Or what he might do if push came to shove, an eventuality he appears entirely determined to avoid.
Obama often appears disdainful of the theatrical aspects of the presidency. He avoids playing dress-up. No aircraft carrier landings or make-believe ranching for him. Pretty much all the time, the president carries himself as the middle-aged husband, father, former law professor and professional politician that he is. He avoids confrontation whenever possible.Even Obama's closest aides, it appears, often can't tell what he's thinking.
A while back, the president explained to "CBS This Morning" why arming "moderates" in Syria's civil war was a bad idea.
"When you get farmers, dentists and folks who have never fought before going up against a ruthless opposition in Assad," he said, "the notion that they were in a position to suddenly overturn not only Assad but also ruthless, highly trained jihadists if we just sent a few arms is a fantasy."
Then soon afterward Obama asked Congress for $500 million to arm and train "appropriately vetted" Syrian rebels.
So was the president craftily calling Republicans' bluff, as he'd done by asking Congress' permission to bomb Bashar al-Assad's regime in 2013? Permission Obama didn't really want and knew he couldn't get, given public resistance to yet another Middle Eastern war.
If so, why repeat the gesture? Could Obama be hearing footsteps, as they say in the NFL? That is, listening to the rising chorus from New York Times columnist Maureen Dowd to Darth Cheney that wants a manly, decisive president who's more enthusiastic about starting wars?
Indeed, before that drunken cast of characters under Putin's sponsorship shot down a Malaysian passenger jet in eastern Ukraine, murdering 298 innocent civilians, it had become common to hear GOP partisans wish we had a president more like the virile Russian.

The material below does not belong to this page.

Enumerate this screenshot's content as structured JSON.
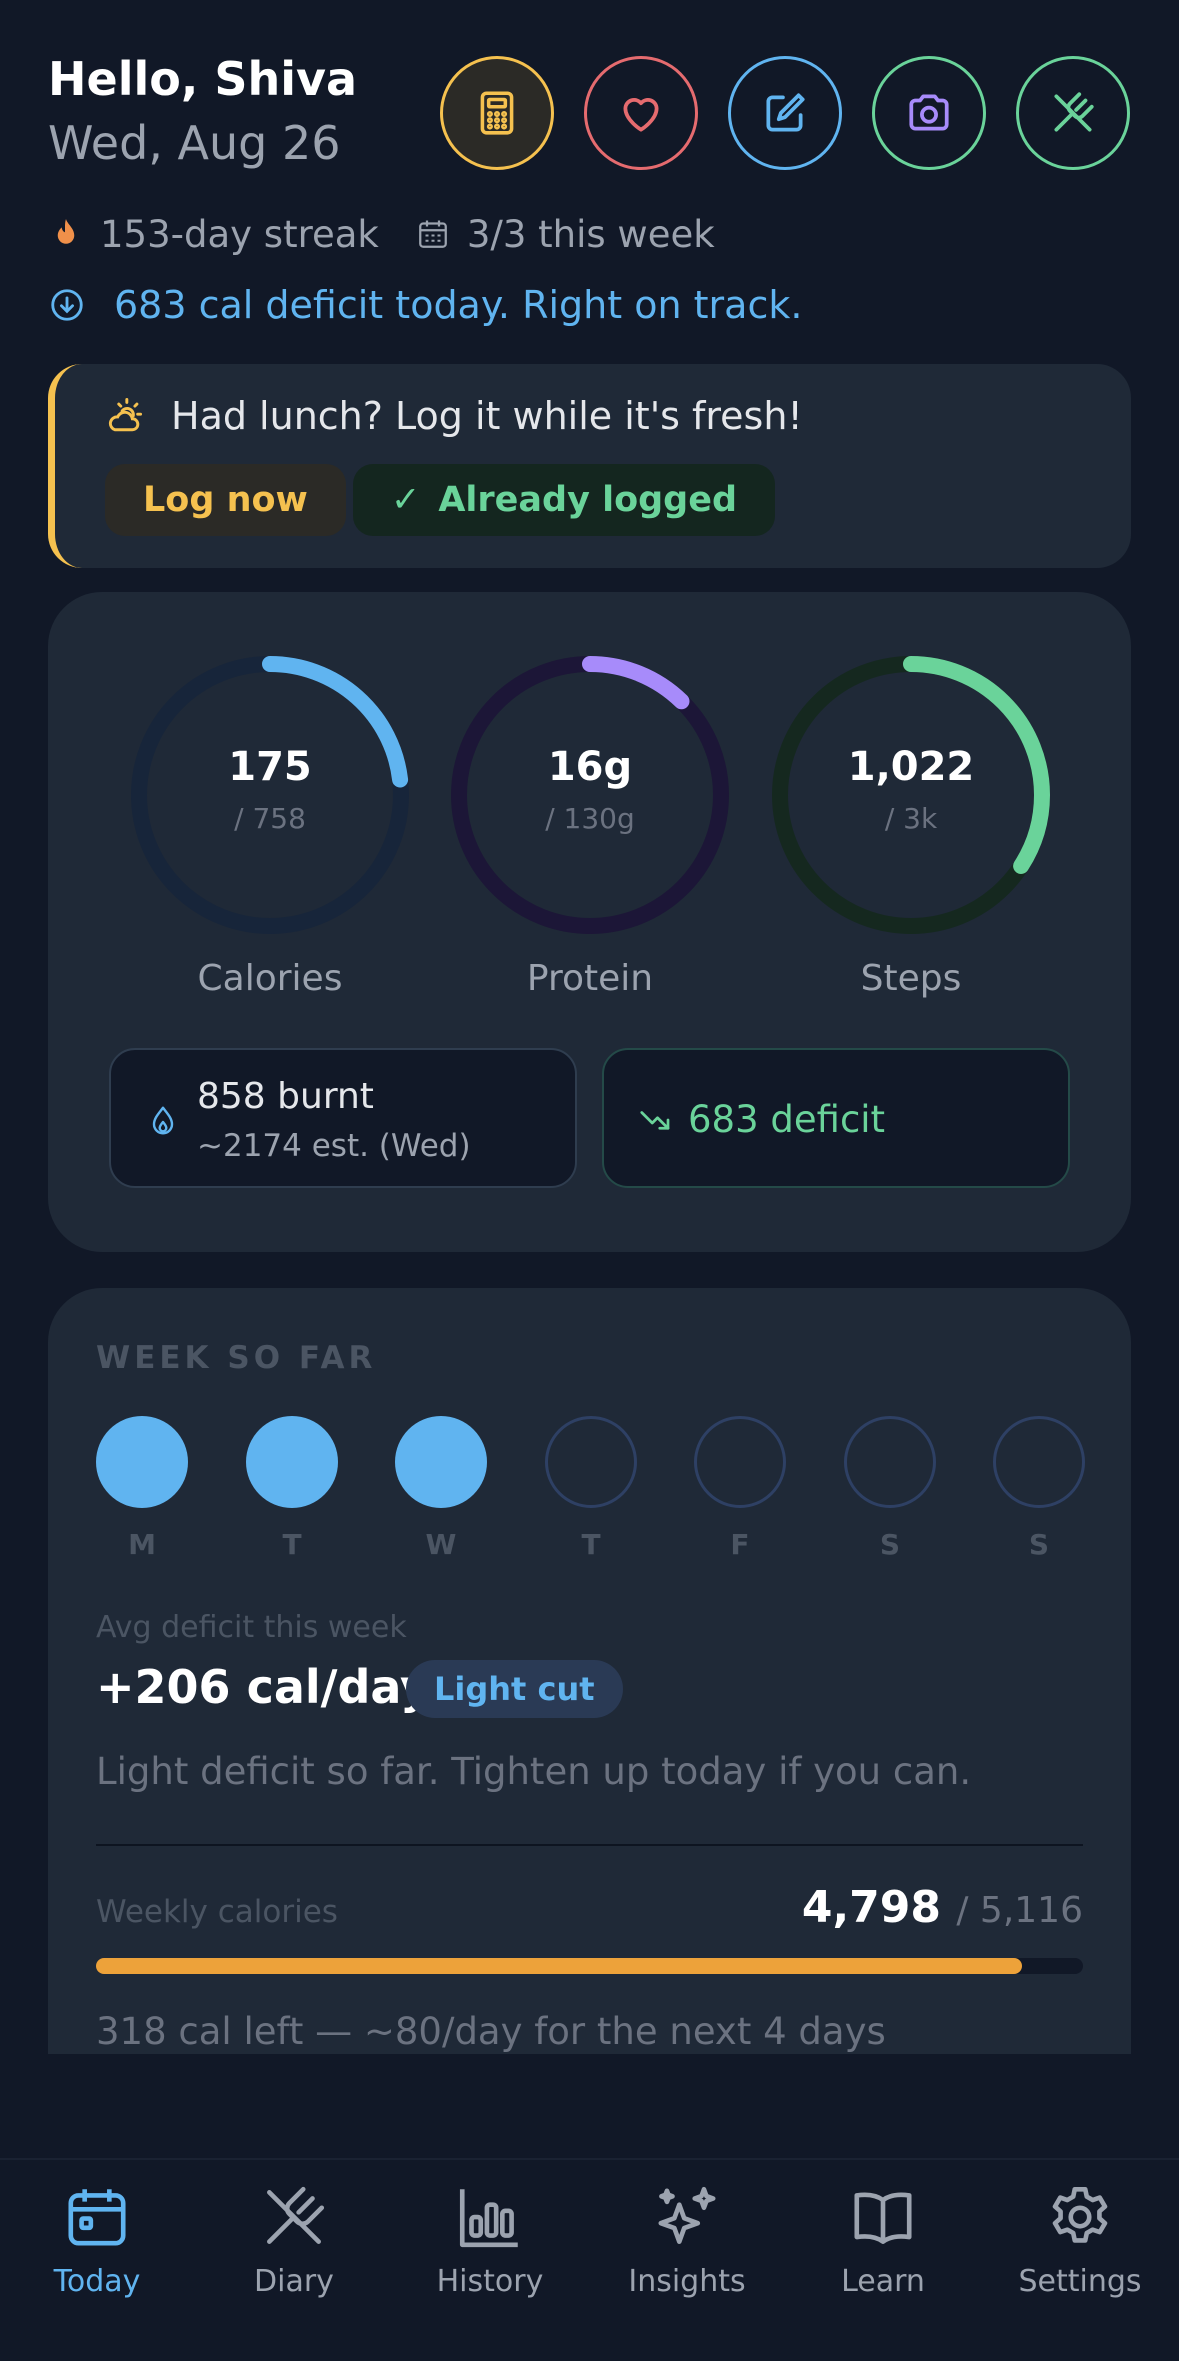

Dowd even wrote a snarky column about Obama the girly-man based on a remark he'd made about hitting singles and doubles in foreign policy instead of more masculine (to Dowd) three-run home runs. She appeared not to grasp the metaphor: Like baseball, foreign policy requires patience. Nobody can hit three-run bombs unless somebody gets on base.
The problem, of course, is that foreign policy isn't poker, football or baseball, and it has a definite theatrical aspect. Perceptions of character have a way of becoming reality; the perception of weakness can become the most dangerous reality of all.
Arkansas Times columnist Gene Lyons can be reached at